“But things are so divided now that there really is no middle. Fox News finds as much wrong in what I do as CNN and MSNBC but for different reasons. I don’t fit completely into either agenda.

They’re like, ‘Whoa, he’s pulling for the troops, but he doesn’t care about gay marriage?’ So one story is running on Fox saying I support gay marriage, which I never said. I said I don’t care who someone marries. It’s a live-and-let-live deal for me.

“So I get that on one side and on the other a story about me wanting us to go back to war again.

“If you asked Sammy Hagar or Willie Nelson, two of my good buddies, they’d say I was a conservative guy. Ted Nugent would tell you I’m a hippie. I’m somewhere in the middle.”
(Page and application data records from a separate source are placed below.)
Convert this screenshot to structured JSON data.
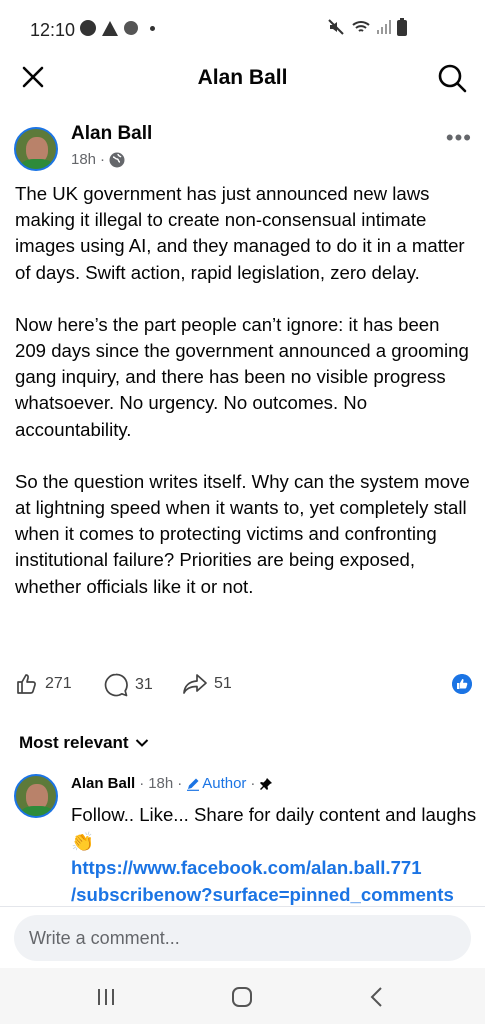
{
  "status_bar": {
    "time": "12:10"
  },
  "app_bar": {
    "title": "Alan Ball"
  },
  "post": {
    "author": "Alan Ball",
    "time": "18h",
    "separator": "·",
    "paragraphs": [
      "The UK government has just announced new laws making it illegal to create non-consensual intimate images using AI, and they managed to do it in a matter of days. Swift action, rapid legislation, zero delay.",
      "Now here’s the part people can’t ignore: it has been 209 days since the government announced a grooming gang inquiry, and there has been no visible progress whatsoever. No urgency. No outcomes. No accountability.",
      "So the question writes itself. Why can the system move at lightning speed when it wants to, yet completely stall when it comes to protecting victims and confronting institutional failure? Priorities are being exposed, whether officials like it or not."
    ],
    "likes": "271",
    "comments": "31",
    "shares": "51"
  },
  "comments_section": {
    "sort_label": "Most relevant",
    "pinned_comment": {
      "author": "Alan Ball",
      "time": "18h",
      "badge": "Author",
      "separator": "·",
      "text": "Follow.. Like... Share for daily content and laughs",
      "emoji": "👏",
      "link_line1": "https://www.facebook.com/alan.ball.771",
      "link_line2": "/subscribenow?surface=pinned_comments"
    }
  },
  "composer": {
    "placeholder": "Write a comment..."
  },
  "colors": {
    "accent": "#1b74e4",
    "secondary_text": "#65676b"
  }
}
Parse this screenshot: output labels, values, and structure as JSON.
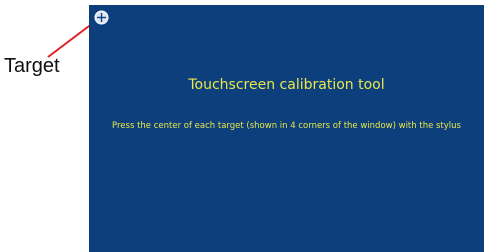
{
  "annotation": {
    "label": "Target",
    "line_color": "#e02020"
  },
  "calibration_window": {
    "background_color": "#0d3f7d",
    "text_color": "#e8e84a",
    "title": "Touchscreen calibration tool",
    "instructions": "Press the center of each target (shown in 4 corners of the window) with the stylus",
    "target_icon": "crosshair-circle-icon"
  }
}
His friendship with Nelson, a staunch supporter of the political left, goes back a ways. The song “I’ll Never Smoke Weed With Willie Again” has been a permanent part of Keith’s live repertoire and evidence, he said, that he isn’t rooted in any political agenda.

“We do two military songs at my shows,” Keith said. “And the rest is about drinking and a song about smoking weed. You can leave after an hour and 45 minutes and not hear a military song.”

Spoken like someone who knows the difference between freedom and independence and has learned to appreciate both.


Toby Keith performs Saturday night at the three-day Flatlands Country Music Festival at Sporting Park. Miranda Lambert and Kellie Pickler are also on the Saturday night bill.

Related content



Editor's Choice Videos